▶ [EXERCISE] In the data, find each line where the word "name" appears and list that line.

[Web page and app entries]
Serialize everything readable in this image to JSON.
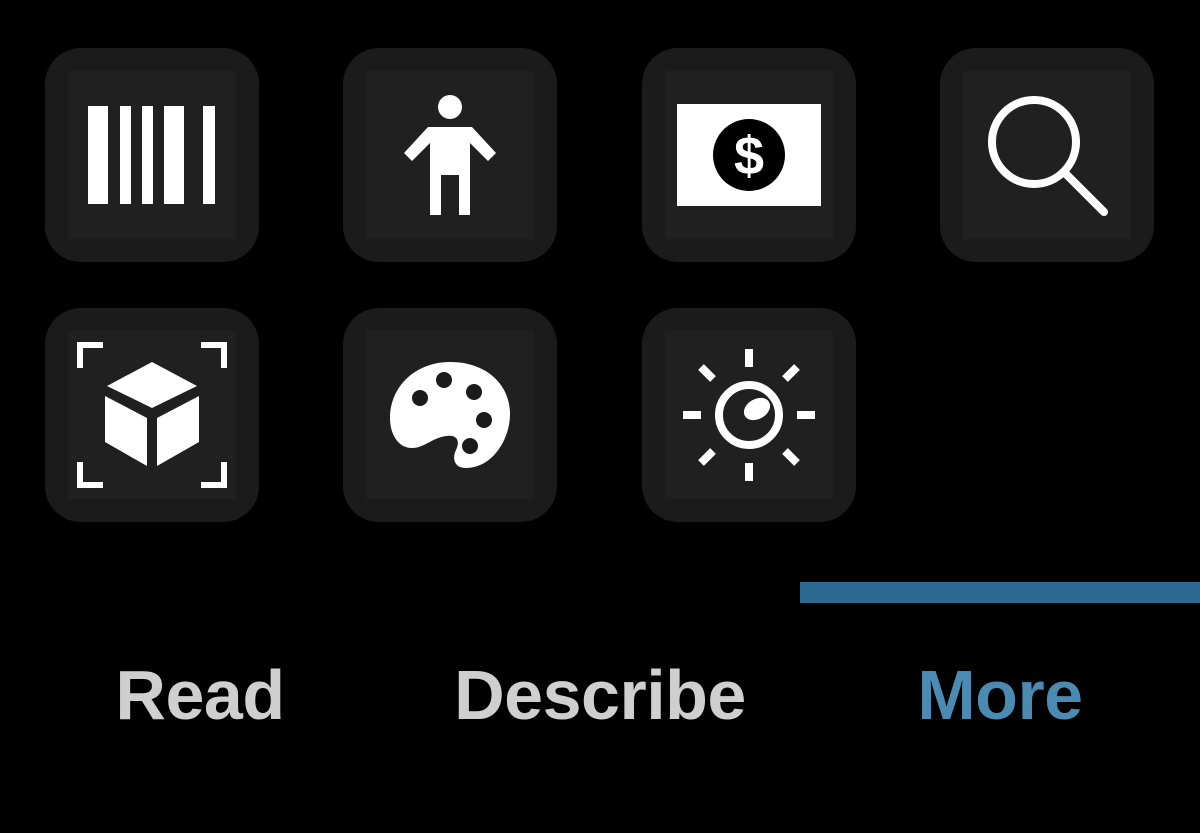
{
  "icons": {
    "tiles": [
      {
        "name": "barcode-icon"
      },
      {
        "name": "person-icon"
      },
      {
        "name": "currency-icon"
      },
      {
        "name": "search-icon"
      },
      {
        "name": "object-scan-icon"
      },
      {
        "name": "color-palette-icon"
      },
      {
        "name": "light-icon"
      }
    ]
  },
  "tabs": {
    "read_label": "Read",
    "describe_label": "Describe",
    "more_label": "More",
    "selected": "More"
  },
  "colors": {
    "background": "#000000",
    "tile": "#1b1b1b",
    "icon": "#ffffff",
    "tab_inactive": "#cfcfcf",
    "tab_active": "#4a8ab3",
    "indicator": "#2d6a93"
  }
}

▶ [TASK RESPONSE]
        "name": "barcode-icon"
        "name": "person-icon"
        "name": "currency-icon"
        "name": "search-icon"
        "name": "object-scan-icon"
        "name": "color-palette-icon"
        "name": "light-icon"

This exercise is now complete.